Traveling from San Francisco on the west coast to Boston on the east coast, the best winter routes would include the following: Interstate Route 40 avoids the majority of mountains and keeps the elevations generally lower, making it the best interstate choice in the wintertime. The highest elevation would be just over 7000 ft, at the western edge of the Great Plains leaving New Mexico. I-40 merges with I-75 in Tennessee. At Knoxville, stay on I-75 until it approaches Toledo, Ohio. Take I-80 going east toward Cleveland. This route generally stays open in winter although it is a northerly route, but the advance warning system for severe winter weather travel is a good one.

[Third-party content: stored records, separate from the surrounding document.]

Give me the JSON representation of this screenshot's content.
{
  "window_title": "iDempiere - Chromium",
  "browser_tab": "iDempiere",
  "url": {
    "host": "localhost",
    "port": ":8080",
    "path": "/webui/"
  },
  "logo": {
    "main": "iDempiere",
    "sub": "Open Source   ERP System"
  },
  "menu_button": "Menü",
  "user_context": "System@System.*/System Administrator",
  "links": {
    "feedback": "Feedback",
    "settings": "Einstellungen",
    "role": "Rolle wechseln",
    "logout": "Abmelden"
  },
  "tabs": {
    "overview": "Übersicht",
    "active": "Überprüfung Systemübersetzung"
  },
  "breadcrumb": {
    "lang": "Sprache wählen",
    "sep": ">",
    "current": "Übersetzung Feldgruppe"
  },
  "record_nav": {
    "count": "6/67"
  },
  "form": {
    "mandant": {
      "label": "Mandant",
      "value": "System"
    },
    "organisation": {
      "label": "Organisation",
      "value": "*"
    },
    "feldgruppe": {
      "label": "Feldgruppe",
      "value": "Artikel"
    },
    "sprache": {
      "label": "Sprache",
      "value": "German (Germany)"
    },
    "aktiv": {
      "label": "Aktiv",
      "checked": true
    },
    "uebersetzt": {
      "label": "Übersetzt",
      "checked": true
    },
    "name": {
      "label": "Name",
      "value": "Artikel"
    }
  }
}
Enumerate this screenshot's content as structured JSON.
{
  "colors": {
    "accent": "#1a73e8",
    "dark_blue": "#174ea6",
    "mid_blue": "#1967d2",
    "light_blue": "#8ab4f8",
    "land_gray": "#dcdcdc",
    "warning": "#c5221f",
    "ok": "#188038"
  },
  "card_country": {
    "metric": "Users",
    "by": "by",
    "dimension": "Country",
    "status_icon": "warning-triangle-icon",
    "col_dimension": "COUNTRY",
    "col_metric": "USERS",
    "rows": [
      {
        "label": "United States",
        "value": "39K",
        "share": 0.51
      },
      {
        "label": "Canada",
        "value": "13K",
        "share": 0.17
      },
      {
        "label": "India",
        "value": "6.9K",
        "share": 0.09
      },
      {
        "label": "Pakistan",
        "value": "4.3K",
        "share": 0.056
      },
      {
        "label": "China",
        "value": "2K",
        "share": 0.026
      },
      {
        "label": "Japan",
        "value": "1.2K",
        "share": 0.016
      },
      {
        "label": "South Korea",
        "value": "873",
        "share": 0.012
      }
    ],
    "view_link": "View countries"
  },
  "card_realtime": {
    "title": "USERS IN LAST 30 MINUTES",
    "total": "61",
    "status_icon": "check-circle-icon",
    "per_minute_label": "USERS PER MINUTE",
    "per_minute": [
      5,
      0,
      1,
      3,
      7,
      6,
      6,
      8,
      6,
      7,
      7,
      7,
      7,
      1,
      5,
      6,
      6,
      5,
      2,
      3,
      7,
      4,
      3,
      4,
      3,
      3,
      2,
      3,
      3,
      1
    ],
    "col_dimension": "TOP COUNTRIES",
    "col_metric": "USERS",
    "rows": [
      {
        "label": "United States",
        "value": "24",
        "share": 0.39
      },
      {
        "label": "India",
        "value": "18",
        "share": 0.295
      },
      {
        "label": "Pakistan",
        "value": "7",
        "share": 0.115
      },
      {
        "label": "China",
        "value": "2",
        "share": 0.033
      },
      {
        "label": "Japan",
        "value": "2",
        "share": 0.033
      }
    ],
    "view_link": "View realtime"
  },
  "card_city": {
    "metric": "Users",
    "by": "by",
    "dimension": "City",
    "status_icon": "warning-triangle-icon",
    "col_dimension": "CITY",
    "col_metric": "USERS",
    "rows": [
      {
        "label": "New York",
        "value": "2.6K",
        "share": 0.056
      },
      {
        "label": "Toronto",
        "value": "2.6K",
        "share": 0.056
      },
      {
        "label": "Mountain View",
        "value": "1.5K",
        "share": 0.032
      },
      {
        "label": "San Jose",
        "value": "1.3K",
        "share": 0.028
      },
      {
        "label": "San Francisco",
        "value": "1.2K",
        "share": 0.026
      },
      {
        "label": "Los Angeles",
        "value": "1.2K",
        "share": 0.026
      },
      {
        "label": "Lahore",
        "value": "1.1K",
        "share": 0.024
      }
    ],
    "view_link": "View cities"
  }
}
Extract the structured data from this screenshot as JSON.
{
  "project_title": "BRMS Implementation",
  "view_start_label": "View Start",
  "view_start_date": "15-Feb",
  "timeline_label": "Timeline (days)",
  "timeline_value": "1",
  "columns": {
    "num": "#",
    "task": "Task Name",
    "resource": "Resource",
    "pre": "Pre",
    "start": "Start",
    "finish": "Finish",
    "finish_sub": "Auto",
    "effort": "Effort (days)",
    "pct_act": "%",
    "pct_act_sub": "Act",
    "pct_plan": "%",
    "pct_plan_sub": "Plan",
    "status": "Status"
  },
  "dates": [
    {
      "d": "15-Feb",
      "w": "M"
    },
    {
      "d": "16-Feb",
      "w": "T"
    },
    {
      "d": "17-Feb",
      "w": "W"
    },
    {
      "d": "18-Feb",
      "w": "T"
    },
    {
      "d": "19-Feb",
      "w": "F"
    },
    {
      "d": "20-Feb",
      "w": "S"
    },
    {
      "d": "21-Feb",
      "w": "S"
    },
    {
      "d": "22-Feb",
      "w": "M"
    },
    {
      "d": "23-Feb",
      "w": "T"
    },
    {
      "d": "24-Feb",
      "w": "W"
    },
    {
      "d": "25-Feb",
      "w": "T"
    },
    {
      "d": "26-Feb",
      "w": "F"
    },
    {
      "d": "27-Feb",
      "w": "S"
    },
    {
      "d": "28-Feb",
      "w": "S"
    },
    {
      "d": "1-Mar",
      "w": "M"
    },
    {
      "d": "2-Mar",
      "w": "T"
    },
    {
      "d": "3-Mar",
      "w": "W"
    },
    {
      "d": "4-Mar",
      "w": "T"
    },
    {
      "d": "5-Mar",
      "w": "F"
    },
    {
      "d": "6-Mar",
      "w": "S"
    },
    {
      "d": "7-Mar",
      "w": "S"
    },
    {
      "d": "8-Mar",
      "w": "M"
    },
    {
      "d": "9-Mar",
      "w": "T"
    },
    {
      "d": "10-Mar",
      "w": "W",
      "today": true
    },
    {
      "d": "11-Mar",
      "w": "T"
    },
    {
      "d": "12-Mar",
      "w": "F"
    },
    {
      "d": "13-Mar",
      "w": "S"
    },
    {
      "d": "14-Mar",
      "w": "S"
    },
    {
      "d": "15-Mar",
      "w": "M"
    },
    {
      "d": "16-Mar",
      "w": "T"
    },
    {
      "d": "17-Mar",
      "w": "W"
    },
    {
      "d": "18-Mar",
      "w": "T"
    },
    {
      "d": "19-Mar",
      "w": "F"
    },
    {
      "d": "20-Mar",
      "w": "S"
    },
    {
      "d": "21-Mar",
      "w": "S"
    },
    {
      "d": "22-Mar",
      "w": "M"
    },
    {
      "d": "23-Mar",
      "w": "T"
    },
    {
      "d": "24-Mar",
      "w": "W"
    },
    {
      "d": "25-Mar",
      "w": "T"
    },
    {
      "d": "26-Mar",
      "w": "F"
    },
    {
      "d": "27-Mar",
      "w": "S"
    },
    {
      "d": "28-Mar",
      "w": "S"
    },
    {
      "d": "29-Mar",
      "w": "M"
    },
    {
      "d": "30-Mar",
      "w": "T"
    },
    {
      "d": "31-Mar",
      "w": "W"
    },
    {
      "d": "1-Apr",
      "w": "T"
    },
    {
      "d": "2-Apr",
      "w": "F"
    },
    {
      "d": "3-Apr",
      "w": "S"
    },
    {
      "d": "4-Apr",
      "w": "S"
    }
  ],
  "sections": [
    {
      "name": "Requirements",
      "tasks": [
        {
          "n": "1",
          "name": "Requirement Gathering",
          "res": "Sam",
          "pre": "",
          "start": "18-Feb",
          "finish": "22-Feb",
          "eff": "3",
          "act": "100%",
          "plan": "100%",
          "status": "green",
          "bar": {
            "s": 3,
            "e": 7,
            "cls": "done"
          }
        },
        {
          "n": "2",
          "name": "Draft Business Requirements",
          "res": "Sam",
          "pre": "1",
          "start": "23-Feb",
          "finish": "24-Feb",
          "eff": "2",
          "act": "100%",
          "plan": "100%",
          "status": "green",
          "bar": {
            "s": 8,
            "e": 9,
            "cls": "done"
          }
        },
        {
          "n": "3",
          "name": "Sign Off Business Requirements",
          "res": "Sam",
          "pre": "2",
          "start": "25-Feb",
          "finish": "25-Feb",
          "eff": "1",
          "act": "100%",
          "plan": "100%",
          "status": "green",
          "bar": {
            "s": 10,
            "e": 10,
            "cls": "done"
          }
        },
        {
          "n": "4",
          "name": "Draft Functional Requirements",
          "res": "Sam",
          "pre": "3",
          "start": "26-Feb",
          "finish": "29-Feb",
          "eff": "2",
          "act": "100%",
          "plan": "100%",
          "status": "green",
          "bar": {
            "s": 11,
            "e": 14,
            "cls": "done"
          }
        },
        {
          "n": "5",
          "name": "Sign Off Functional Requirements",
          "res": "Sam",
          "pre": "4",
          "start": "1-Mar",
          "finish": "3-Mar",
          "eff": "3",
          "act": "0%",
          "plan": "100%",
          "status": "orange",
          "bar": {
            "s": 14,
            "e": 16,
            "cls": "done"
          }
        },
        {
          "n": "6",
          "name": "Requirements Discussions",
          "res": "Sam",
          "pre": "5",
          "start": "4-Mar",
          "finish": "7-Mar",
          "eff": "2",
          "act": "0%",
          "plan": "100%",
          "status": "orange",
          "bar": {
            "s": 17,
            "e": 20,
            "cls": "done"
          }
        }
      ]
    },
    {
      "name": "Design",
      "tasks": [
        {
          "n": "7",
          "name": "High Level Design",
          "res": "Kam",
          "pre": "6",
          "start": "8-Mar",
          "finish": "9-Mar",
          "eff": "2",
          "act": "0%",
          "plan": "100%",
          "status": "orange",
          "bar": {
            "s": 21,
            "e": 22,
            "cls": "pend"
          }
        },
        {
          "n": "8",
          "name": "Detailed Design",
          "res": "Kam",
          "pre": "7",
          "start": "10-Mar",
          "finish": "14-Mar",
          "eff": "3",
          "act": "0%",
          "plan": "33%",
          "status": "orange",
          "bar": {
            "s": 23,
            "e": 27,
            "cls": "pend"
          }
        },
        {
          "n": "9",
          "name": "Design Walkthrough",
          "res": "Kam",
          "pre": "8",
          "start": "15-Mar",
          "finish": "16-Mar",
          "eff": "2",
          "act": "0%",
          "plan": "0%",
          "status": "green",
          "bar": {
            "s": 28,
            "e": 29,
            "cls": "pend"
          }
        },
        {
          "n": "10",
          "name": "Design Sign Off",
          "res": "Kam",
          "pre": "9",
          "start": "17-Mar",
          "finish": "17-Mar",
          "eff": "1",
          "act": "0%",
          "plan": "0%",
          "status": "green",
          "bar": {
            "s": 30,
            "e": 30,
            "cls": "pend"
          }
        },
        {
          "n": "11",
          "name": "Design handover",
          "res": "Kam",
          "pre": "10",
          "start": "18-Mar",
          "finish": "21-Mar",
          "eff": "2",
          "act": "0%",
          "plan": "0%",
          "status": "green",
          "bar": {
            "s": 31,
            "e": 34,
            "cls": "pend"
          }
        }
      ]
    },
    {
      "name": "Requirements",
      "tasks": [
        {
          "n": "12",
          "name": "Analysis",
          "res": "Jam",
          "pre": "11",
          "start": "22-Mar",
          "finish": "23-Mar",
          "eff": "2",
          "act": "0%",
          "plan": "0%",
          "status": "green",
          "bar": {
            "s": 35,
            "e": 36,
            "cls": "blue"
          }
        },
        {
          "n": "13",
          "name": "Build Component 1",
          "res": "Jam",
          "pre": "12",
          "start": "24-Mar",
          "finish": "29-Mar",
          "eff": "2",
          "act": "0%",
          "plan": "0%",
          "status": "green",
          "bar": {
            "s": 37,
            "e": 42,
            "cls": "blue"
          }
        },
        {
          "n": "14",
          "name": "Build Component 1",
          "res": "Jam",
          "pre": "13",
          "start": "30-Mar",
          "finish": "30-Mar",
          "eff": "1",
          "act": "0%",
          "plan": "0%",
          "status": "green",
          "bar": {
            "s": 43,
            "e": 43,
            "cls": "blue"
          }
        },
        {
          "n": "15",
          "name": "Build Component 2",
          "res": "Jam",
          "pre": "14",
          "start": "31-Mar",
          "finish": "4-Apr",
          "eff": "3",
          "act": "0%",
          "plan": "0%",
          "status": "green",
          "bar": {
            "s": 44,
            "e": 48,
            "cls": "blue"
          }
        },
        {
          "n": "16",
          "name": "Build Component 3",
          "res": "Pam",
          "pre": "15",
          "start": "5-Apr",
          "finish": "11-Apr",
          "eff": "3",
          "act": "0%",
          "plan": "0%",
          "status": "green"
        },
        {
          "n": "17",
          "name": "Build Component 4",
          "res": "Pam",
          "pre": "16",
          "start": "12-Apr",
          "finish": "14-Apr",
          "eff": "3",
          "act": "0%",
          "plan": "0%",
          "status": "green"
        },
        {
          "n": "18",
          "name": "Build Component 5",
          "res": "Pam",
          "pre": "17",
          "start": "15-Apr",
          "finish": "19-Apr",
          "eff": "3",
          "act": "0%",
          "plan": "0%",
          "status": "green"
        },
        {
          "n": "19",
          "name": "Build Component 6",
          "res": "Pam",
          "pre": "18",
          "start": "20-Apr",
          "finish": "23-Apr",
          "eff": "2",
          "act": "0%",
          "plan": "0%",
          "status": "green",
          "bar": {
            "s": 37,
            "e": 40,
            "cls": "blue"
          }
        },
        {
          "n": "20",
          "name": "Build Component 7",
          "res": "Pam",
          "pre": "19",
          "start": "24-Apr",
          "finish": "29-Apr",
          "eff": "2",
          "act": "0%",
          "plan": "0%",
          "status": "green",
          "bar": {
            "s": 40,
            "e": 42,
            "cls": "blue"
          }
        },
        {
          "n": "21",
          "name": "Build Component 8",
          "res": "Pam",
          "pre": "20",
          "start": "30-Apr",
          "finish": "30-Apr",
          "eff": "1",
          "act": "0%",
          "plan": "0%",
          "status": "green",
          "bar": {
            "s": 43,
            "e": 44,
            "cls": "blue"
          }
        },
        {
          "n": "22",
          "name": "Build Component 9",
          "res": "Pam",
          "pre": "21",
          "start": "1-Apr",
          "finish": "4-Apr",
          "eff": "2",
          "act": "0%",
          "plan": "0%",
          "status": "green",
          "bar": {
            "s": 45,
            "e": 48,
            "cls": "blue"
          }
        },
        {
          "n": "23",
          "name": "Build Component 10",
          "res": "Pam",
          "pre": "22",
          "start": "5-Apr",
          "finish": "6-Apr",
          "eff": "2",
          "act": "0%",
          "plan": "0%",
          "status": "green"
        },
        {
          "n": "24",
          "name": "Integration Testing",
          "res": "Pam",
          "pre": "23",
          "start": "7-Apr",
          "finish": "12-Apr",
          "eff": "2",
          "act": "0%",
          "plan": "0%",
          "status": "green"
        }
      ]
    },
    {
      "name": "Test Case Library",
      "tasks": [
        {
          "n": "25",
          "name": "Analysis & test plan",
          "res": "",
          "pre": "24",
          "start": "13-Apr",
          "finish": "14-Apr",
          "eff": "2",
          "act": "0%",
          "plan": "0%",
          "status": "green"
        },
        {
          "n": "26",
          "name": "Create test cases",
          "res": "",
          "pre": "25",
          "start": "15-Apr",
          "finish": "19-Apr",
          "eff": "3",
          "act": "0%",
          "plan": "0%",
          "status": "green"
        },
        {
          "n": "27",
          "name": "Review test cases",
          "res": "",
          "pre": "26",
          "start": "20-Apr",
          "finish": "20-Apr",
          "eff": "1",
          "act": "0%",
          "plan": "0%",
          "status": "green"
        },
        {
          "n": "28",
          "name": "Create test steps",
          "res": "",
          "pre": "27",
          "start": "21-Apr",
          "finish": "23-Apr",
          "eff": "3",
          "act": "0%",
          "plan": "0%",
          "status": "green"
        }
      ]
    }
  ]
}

From Cleveland to Boston, continue east on I-80 all the way into New Jersey, avoiding some of the more troublesome northern routes. At this point you can turn onto I-95 and go right up the coast to Boston. While I-95 is heavily traveled and can have stoppages, you will never be far from emergency services and towns with nice accommodations if the weather turns nasty.
Even if a more southerly route is chosen in the wintertime, an Arctic Low could dip down and bring an ice storm to areas that would normally be temperate. No matter how safe you think a winter route might be, always check the weather forecasts and follow the ten travel tips above to keep you and your passengers safe.
If you or a member of your family or friends are involved in a motor vehicle accident–collision, or other injury producing event caused by the negligence of others, call the Law offices of Mark A Doughty at 530-674-1440. Mark A Doughty has been practicing law in California since 1979. He has served the people of northern California and represented them without a fee (in accident cases) unless he recovers for them. For more information, please see http://GoLaw.com